- Women are not aware that CHD is the leading cause of death – a 2008 Heart Foundation National Newspoll Survey found that 70 per cent of women did not know that coronary heart disease is the leading cause of death of Australian women. The majority of women believed that breast cancer is the leading cause of death for women even though heart disease is responsible for more than four times the number of Australian women’s deaths than breast cancer.
- Women are not aware of key risk factors – the same Newspoll survey found that while women recognised that smoking and obesity are key risk factors, few women recognised that high blood pressure, high cholesterol and diabetes were leading risk factors for heart disease. Women may also not be aware that diabetes is a greater risk factor for women than men and that the risk of heart disease significantly rises after menopause.
- Women and health professionals may not be aware of sex and gender differences in the symptoms of heart disease and heart attack – which is crucial to prevention and which are likely to be related to anatomical differences (for example women have smaller coronary artery lumens) and psychosocial differences (for example depressed patients report more episodes of angina and more intense angina pain, and women have significantly higher rates of depression than men). Differences which may lead to inadequate treatment and which may be partly responsible for women being more likely to die after myocardial infarction (heart attack) than men, include:
- around 70 per cent of women initially present with angina (compared to 30 per cent of men, who present more often with myocardial infarction) and women are more likely to first present with atypical angina that makes diagnosis difficult;

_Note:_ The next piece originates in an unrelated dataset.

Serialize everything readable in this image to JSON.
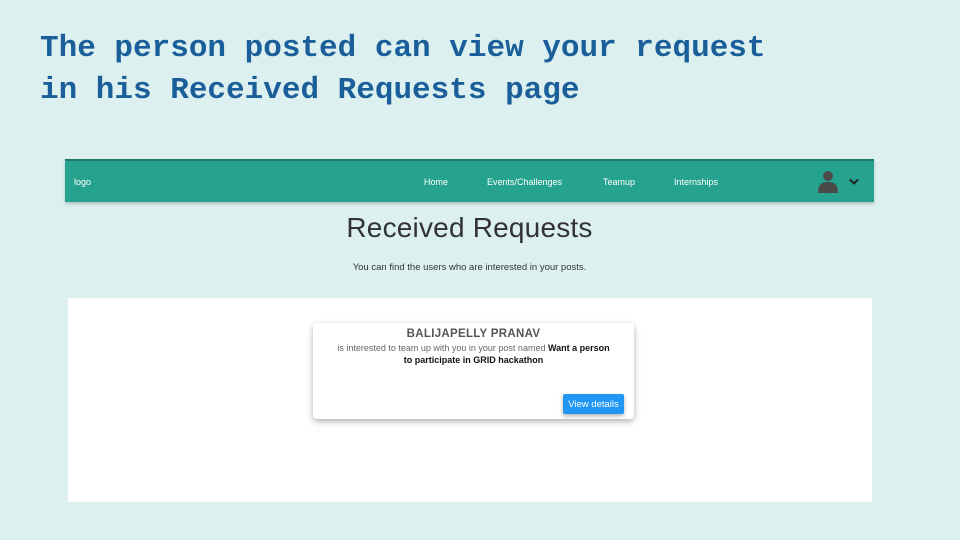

- during an infarction, chest pain is the most common symptom but women experience more nausea, vomiting, neck and back pain than men; and
- women are more likely to suffer ‘silent’ infarction (without symptoms).
Both sex and gender are significant determinants of health, and health outcomes are the result of a complex interaction between the two and the broader social determinants outlined in the next section.